**EXERCISE PROMPT:** Wherever "JSON" shows up in the records below, copy the whole line.

**AVAILABLE DATA:**
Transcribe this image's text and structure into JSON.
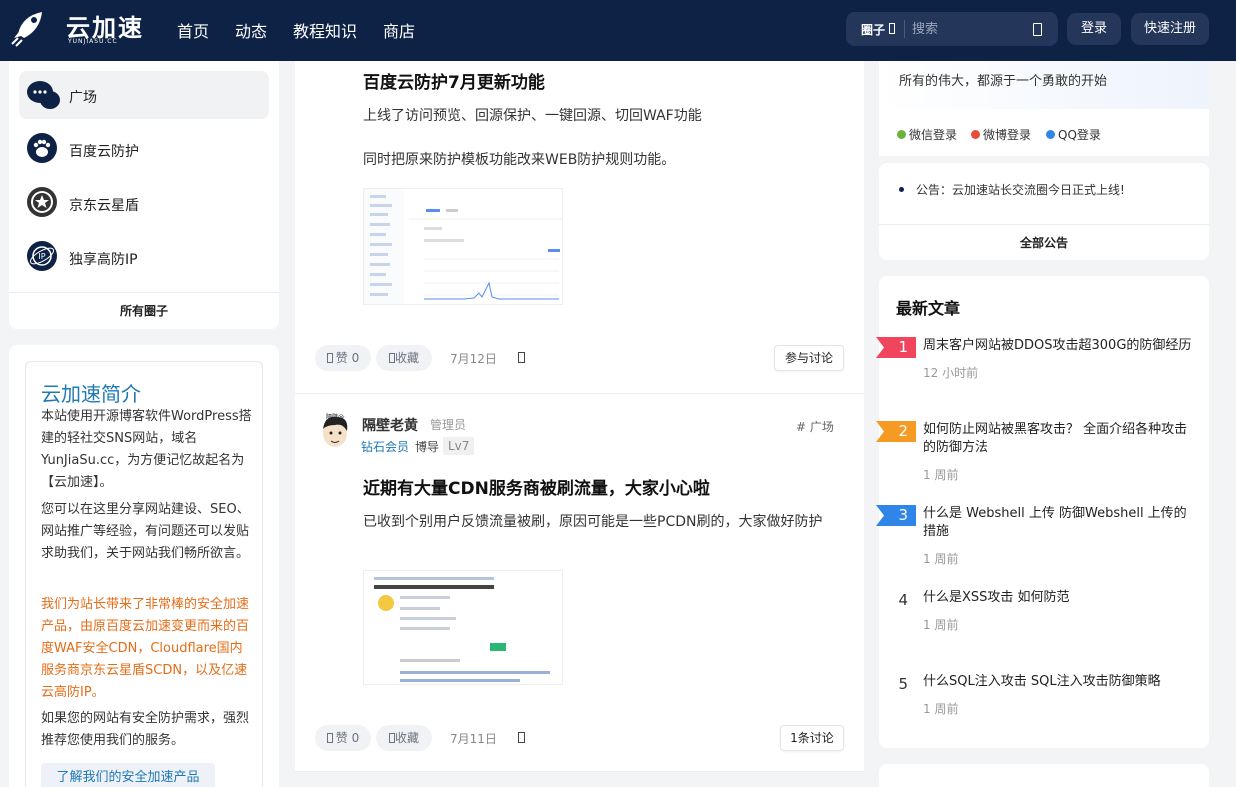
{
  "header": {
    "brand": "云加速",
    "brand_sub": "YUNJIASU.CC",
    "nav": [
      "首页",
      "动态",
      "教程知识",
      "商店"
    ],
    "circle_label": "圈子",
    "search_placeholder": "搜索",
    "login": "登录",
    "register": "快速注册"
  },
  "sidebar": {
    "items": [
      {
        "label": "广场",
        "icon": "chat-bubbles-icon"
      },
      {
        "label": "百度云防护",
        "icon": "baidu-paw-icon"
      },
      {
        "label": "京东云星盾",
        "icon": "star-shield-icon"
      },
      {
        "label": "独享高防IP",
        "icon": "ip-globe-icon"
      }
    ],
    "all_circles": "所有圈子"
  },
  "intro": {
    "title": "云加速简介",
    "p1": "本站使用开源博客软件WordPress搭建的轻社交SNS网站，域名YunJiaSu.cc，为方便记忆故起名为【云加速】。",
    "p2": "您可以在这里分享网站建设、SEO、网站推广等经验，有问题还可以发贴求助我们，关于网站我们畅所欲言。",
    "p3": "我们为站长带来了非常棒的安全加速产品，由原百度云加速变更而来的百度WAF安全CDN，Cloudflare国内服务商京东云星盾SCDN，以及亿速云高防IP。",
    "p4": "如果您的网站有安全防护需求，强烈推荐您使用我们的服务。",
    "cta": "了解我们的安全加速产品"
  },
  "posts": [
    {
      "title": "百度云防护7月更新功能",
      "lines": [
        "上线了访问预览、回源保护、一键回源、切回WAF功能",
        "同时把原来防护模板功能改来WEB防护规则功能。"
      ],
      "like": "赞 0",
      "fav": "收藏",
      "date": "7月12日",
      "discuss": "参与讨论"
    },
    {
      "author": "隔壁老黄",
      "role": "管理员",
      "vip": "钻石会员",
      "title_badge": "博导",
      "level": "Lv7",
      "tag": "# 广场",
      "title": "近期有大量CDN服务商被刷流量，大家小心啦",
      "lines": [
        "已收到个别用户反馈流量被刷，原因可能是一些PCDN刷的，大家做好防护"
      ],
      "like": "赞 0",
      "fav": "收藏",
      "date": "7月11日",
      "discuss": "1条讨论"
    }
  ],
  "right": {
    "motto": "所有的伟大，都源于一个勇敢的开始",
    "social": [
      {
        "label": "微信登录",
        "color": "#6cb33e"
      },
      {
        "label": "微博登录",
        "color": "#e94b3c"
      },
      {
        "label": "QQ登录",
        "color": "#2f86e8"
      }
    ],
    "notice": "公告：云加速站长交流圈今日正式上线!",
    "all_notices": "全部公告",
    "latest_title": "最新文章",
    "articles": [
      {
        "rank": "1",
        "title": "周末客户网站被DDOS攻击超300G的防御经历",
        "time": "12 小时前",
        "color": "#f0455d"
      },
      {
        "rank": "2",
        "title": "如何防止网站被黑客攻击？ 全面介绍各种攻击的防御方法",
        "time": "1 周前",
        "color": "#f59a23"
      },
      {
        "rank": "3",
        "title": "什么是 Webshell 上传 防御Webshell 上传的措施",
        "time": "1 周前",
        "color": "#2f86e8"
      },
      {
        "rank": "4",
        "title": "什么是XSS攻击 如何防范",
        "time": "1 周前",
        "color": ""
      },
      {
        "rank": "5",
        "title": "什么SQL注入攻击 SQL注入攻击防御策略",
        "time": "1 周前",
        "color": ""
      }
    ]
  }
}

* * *

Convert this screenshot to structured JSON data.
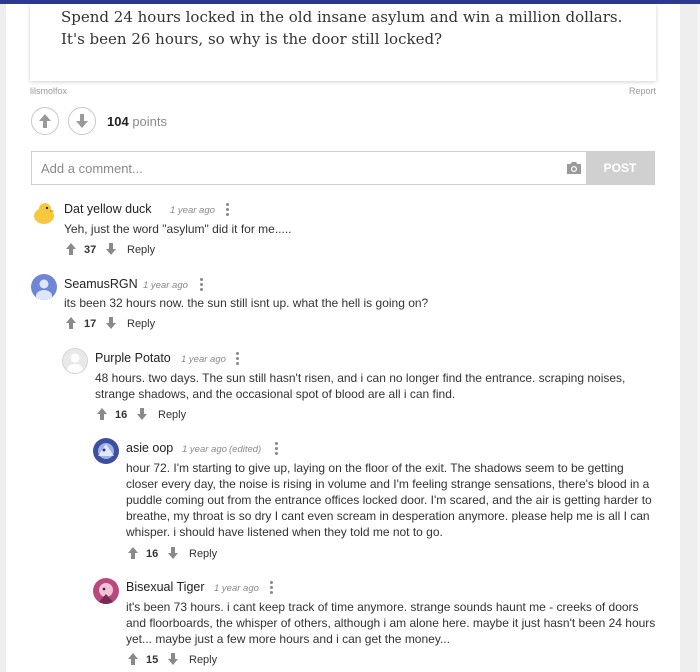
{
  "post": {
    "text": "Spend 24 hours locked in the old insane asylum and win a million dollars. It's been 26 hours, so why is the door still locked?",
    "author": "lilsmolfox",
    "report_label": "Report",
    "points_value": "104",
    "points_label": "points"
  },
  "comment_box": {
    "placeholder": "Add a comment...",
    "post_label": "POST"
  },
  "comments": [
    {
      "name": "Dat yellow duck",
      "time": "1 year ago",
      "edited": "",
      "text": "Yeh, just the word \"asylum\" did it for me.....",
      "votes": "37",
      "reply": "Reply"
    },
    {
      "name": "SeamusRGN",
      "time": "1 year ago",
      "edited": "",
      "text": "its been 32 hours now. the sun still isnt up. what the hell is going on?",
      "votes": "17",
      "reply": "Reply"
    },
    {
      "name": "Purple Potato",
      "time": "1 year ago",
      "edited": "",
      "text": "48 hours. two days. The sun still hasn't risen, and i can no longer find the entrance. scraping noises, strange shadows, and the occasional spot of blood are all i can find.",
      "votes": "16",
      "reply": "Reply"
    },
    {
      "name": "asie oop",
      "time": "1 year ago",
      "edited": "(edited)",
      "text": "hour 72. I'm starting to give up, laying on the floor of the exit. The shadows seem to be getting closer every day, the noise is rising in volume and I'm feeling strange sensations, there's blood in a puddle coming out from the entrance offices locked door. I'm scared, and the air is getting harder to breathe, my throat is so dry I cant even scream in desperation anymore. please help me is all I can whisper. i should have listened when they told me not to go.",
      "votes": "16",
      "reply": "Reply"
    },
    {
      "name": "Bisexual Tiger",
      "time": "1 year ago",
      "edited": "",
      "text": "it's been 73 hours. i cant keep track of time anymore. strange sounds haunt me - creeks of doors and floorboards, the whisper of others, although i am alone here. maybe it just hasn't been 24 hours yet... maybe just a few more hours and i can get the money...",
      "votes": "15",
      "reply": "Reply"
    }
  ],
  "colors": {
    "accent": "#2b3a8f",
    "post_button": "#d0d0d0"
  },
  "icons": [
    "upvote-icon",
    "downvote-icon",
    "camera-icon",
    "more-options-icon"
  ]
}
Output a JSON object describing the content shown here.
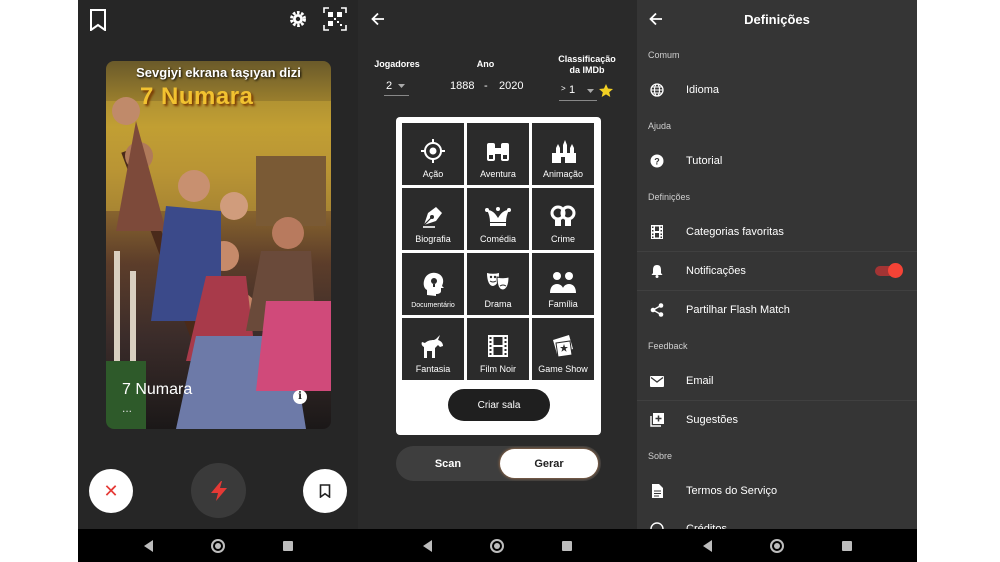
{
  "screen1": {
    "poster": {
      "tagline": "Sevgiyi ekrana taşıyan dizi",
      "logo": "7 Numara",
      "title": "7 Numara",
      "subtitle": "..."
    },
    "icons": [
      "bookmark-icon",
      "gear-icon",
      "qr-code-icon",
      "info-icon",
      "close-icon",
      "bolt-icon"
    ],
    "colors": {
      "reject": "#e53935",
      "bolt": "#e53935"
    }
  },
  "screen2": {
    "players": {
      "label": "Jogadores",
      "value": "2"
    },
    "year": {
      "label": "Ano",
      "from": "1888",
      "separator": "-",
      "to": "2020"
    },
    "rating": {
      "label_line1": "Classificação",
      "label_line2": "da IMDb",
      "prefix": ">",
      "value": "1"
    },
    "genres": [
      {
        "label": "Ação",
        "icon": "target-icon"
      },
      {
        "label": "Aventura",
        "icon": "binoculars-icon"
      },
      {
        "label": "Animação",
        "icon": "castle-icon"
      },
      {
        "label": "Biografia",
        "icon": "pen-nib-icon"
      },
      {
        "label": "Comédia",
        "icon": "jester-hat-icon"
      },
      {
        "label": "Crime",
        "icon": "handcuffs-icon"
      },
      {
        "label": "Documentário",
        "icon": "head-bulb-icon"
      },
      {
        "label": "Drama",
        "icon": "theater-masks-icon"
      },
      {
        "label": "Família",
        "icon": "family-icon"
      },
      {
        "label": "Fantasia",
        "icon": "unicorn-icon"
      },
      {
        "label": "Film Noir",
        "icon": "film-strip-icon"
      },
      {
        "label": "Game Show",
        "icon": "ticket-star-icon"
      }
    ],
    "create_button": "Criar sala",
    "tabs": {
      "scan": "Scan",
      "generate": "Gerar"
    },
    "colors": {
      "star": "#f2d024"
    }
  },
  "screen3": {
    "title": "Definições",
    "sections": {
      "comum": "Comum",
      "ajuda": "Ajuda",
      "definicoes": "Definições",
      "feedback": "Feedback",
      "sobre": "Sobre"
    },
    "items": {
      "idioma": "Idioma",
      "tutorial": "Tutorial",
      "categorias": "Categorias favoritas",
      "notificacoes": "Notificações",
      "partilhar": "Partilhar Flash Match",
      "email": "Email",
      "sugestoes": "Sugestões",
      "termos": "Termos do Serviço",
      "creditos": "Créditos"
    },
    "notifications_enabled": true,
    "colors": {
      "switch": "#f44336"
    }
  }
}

**ANSWER TO THIS EXERCISE:**
Transcribe this image's text and structure into JSON.
Convert this screenshot to structured JSON data.
Output a JSON object describing the content shown here.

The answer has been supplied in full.